It’s taken us a while, but at this point we’ve now submitted two multiplex NextSeq Illumina kits through CWRU genomics. We’ve performed the multiplexing by appending dual indices during targeted amplification of the barcodes. In order to mix everything together, we’ve taken a rather simple approach of gel extracting the amplified bands and quantitating the amount of extracted DNA using Qubit, and mixing every extracted amplicon to equimolar amounts. This mixture is then submitted to the CWRU genomics core for qPCR-based quantification, and loaded onto the kit for sequencing.
Since everything has been mixed to equimolar amounts so far, it’s quite simple to see how well our samples were quantitated and mixed together using the Qubit readings. This is done by taking the number of paired reads associated with each pair of indices, and seeing how their counts / frequencies compare to each other. The distributions tended to be a log-normal distribution, as seen in the below plots:
The second kit seemed to do a little better than the first one. Each kit ended up having a singular poorly sequenced outlier, with the sample in the first kit lower than the median by about ~300-fold, and the sample in the second kit lower by about 10x. The first kit also had about 4 samples that were below the median by about 10-fold.
Regardless, this log-normal distribution is showing what kind of mixing precision we can expect to consistent get with this scheme, even when its working well. Both distributions had a sd(log) of ~0.5. The coefficients of variation were ~ 0.04.
What are the red lines you ask? Well, those are the idealized / hypothetical number of reads we should have gotten if we got all of the reads from the kit (130 million for the mid kit used in kit 1, and 400 million for the high kit used in kit 2) divided by the total number of samples. Clearly, the real life read numbers aren’t hitting that idealized number, which is as expected.

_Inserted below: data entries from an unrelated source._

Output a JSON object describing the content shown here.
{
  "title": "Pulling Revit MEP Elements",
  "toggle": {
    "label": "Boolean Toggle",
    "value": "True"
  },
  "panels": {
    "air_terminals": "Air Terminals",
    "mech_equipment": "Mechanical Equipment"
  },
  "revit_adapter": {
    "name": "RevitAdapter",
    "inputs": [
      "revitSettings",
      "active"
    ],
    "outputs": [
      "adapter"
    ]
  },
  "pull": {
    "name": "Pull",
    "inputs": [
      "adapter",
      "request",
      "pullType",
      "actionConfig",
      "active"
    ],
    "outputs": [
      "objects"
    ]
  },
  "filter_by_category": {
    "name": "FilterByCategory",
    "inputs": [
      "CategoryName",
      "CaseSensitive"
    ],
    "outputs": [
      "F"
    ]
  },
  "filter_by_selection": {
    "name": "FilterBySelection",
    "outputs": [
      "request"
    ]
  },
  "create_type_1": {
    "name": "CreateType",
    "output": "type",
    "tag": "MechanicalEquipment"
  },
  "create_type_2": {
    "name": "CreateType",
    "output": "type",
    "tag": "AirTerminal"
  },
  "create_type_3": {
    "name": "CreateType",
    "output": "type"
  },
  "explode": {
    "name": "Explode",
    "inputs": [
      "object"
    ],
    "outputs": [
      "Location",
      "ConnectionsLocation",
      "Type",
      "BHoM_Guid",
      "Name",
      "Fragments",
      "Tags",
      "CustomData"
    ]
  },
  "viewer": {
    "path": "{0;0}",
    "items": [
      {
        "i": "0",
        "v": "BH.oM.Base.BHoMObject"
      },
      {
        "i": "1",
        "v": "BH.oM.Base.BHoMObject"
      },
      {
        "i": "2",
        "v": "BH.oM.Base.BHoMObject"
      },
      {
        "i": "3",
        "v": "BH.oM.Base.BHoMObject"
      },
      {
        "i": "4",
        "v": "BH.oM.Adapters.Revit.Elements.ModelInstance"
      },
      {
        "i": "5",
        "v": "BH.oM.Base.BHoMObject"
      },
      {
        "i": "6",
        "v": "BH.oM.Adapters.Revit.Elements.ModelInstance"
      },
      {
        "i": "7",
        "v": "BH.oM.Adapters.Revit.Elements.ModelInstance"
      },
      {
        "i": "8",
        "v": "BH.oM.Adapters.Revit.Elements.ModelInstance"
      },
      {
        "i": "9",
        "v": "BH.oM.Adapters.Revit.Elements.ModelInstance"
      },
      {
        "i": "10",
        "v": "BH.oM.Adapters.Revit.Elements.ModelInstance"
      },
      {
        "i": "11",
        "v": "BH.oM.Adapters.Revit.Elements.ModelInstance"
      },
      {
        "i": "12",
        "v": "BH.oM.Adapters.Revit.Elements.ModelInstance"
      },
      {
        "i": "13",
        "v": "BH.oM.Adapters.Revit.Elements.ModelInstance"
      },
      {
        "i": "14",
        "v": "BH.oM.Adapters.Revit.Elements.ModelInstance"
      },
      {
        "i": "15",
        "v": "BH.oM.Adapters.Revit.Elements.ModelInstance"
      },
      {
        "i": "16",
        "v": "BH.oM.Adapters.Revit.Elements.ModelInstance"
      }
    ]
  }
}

To frame it another way though, sure having read a sample with too much read-depth in inefficient, but what is arguably more annoying is if end up under-reading a sample because we were off in out estimates. What seems like a reasonable approach is to choose a target read-count that will ensure that ~95% of our log-normal distribution hits that minimum read-number needed to get interpretable data. Looking at these n = 2 results, it seems reasonable that we would want to give each sample ~ 5 to 10-fold more reads than one would expect based on idealized numbers.